Web page and app entries:
++++

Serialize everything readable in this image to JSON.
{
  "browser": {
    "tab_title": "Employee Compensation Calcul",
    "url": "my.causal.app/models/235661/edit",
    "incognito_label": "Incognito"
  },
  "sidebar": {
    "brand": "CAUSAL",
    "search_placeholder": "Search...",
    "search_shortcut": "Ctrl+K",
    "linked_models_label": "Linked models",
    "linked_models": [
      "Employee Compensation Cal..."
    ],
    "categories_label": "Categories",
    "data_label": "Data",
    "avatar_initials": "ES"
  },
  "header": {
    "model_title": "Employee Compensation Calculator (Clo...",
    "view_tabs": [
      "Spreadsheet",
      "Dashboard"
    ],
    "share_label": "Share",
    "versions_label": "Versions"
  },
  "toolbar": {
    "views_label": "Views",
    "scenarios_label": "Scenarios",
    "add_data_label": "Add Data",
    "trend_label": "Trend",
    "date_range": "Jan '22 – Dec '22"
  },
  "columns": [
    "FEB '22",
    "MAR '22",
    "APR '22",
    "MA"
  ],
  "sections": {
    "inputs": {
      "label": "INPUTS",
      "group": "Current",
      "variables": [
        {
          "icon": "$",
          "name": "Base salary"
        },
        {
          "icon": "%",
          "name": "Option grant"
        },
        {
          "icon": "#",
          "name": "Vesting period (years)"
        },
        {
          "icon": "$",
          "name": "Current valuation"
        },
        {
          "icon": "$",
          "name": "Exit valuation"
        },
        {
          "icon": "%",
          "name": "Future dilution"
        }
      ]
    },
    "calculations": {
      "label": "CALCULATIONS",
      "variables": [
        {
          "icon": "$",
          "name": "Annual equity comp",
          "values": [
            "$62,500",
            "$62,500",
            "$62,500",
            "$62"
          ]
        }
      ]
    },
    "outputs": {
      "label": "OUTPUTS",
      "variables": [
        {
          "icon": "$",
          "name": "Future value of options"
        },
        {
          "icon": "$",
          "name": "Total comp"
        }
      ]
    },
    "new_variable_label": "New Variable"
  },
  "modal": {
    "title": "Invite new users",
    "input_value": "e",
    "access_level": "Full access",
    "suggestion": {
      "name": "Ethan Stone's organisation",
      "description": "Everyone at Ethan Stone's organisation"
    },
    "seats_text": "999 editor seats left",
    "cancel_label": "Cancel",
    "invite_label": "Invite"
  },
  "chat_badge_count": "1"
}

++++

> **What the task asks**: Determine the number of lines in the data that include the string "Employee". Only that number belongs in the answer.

> **Answer box**: 3